### Problem statement
Work out how many lines in the following entries contain the string "icon", and write only that number.
----------------------------------------
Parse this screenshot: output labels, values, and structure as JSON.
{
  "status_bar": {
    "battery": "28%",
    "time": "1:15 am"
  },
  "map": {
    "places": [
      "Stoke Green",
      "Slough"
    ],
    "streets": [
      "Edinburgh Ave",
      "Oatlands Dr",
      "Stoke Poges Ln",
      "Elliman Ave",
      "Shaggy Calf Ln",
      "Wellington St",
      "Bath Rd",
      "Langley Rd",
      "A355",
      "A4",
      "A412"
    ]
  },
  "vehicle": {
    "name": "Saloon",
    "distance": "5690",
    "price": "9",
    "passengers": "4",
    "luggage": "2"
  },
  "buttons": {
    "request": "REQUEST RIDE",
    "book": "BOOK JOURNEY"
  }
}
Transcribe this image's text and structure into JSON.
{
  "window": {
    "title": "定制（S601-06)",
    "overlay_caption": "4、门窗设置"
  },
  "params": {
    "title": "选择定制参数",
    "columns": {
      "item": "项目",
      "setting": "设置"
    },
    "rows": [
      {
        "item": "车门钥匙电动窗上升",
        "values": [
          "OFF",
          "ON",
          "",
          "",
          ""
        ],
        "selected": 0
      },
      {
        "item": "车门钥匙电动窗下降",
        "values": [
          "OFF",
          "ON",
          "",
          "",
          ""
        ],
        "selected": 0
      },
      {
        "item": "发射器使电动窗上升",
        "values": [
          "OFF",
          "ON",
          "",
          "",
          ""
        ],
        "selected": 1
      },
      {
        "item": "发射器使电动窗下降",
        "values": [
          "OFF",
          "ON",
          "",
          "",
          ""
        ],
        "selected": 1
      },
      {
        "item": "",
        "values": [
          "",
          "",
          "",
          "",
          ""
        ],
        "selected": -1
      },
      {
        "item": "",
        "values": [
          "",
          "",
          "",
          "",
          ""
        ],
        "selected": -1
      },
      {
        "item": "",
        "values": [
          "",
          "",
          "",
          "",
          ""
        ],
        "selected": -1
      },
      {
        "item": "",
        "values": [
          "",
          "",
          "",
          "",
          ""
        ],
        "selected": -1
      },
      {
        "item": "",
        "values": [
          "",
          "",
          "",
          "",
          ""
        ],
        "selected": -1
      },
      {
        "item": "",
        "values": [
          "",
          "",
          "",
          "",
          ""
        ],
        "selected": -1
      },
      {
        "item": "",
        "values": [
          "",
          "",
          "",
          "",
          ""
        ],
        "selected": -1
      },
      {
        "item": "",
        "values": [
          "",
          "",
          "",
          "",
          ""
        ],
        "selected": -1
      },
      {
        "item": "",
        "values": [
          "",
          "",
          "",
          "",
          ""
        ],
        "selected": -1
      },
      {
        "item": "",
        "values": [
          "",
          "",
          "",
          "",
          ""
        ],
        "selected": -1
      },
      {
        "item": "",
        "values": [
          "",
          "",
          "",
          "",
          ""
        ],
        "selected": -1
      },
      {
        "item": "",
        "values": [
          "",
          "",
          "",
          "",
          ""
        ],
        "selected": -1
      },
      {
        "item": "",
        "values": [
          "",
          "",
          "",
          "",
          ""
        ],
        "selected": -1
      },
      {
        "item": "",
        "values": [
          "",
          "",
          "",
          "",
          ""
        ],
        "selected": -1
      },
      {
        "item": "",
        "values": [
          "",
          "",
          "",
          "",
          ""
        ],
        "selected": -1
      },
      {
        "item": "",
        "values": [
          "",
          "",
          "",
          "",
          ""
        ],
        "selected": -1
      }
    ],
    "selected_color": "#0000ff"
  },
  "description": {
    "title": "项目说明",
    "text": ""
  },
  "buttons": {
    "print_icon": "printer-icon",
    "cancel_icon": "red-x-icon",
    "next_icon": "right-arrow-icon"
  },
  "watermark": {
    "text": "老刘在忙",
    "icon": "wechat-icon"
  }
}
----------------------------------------
### Exercise response
4